Until now. Punam Malik, MD, a researcher and hematologist in the Cancer and Blood Diseases Institute at Cincinnati Children’s, has discovered a gene we’re all born with that may be the key in ending the suffering caused by SCD.
Malik’s work could not only transform the lives of thousands of children and adults, but it could also pave the way for a better understanding of how gene therapy – replacing a bad gene with a healthy one in affected cells – could work to treat other genetic conditions.
At Cincinnati Children’s, we believe innovative research leads to groundbreaking care, which is why we put research in the heart of our mission and vision – and why we feel strongly that investing in genomics research is key to transforming healthcare.
From basic laboratory research to the transformative potential of gene therapy, Cincinnati Children’s and our partners are providing researchers with the resources and support they need to advance our knowledge of genetic diseases.
The more we know about the underlying causes of genetic mutations and disease, the sooner we can create innovative treatments and cures that will ensure a healthier future for children everywhere.
> Related Story: Studying Family Genomics to Save Babies

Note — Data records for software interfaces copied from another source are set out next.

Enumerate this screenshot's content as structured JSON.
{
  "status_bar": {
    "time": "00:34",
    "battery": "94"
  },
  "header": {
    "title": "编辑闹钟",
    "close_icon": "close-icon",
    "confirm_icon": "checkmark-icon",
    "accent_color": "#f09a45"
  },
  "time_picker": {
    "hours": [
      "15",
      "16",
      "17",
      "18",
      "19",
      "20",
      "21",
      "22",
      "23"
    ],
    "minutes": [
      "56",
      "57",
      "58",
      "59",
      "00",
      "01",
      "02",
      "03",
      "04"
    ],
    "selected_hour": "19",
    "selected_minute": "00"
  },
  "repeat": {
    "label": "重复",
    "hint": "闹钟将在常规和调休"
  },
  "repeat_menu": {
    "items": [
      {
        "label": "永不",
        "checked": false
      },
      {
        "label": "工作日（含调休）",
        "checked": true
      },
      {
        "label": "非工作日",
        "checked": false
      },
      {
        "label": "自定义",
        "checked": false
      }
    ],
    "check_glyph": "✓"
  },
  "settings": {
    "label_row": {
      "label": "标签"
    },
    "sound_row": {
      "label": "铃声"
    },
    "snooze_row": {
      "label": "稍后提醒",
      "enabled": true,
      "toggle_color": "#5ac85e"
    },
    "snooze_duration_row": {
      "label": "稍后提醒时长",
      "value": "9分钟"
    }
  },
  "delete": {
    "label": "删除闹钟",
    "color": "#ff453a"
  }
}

Advances in the research and treatment of cystic fibrosis are possible because of our long-standing partnership with donors like the Boomer Esiason Foundation.
Through the foundation’s generosity, Cincinnati Children’s has been able to establish the Cincinnati Bell-Boomer Esiason Foundation Cystic Fibrosis / Pulmonary Care Unit to provide specialized medical care and meet the unique social needs of CF patients.
This partnership also allowed Cincinnati Children’s to create an outpatient clinic, the Gunnar H. Esiason Lung and Cystic Fibrosis Center, to provide world-class clinical care for more than 220 families annually.
For more than 10 years, the Boomer Esiason Foundation has supported Cincinnati Children’s cystic fibrosis research, helping us to create a healthier, more vibrant future for people like Nikki, pictured above.
If you have had an experience with Cincinnati Children's, we invite you to share your story.
3333 Burnet Avenue, Cincinnati, Ohio 45229-3026 | 1-513-636-4200 | 1-800-344-2462 | TTY: 1-513-636-4900
New to Cincinnati Children’s or live outside of the Tristate area? 1-877-881-8479
© 1999-2015 Cincinnati Children's Hospital Medical Center